Becoming a Personal Trainer
As with many of us, serendipity played a part in where Rocky ended up with his life’s work. A friend in high school started taking him to the gym to work out, and he loved how it felt and what it was doing for his body. As a competitive gymnast, combining that with weight training was an excellent complement.
When Rocky first moved to California, he was just trying to get a job anywhere. It was the early 90’s and a recession meant few jobs were available. So he got a job as a line cook in a local restaurant for about a year, but then they changed owners and got rid of all their staff. One of his roommates at the time was looking through classified ads for himself and saw that a local health club was looking for staffing. He said, “That sounds like you, why don’t you go apply?”
Rocky did and got hired as an exercise instructor (even though they were looking for sales people to sell their memberships. He wasn’t interested in sales; he just wanted to help people work out). In a few months, he went from part-time to full-time. A few months later they began a personal training program and the person heading up the program asked Rocky if he’d like to be a trainer. He thought heck yeah, this is amazing! I’m going to get paid to work people out? It was essentially the birth of personal training.

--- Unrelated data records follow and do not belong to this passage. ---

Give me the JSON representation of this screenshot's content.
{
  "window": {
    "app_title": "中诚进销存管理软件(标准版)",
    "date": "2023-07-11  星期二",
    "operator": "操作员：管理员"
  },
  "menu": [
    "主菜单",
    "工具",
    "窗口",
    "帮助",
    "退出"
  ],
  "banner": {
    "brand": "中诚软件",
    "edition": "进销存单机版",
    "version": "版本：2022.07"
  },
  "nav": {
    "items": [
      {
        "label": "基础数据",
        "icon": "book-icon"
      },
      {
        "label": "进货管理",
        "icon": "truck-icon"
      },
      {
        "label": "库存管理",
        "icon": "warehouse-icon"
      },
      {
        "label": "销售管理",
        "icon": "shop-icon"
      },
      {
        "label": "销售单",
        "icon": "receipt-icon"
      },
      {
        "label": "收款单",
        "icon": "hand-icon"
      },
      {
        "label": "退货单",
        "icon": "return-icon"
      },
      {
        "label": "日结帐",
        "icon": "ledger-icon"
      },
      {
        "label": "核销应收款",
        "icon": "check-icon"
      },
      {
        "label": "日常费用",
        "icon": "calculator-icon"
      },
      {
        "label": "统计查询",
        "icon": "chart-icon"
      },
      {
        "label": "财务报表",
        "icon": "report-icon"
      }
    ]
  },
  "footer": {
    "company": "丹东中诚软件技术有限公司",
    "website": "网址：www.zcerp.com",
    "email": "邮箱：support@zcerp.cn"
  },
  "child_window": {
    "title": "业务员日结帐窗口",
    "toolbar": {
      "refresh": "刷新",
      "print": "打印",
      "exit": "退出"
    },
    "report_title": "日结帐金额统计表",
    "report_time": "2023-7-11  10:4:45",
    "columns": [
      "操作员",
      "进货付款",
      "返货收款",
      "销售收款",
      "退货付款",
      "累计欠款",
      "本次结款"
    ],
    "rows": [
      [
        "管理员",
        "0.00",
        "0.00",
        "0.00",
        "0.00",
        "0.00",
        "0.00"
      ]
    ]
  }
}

Personal training had been around in the 80’s but not very long. It was mainly geared towards corporate executives, Hollywood stars, and maybe wives of those types of people. It was just starting to get integrated into the mainstream. So Rocky become one of the first personal trainers in the gym’s new program. They didn’t require certification. They said if you can push someone and motivate them that’s all you need, but Rocky thought he needed more and became certified through the National Strength and Conditioning Association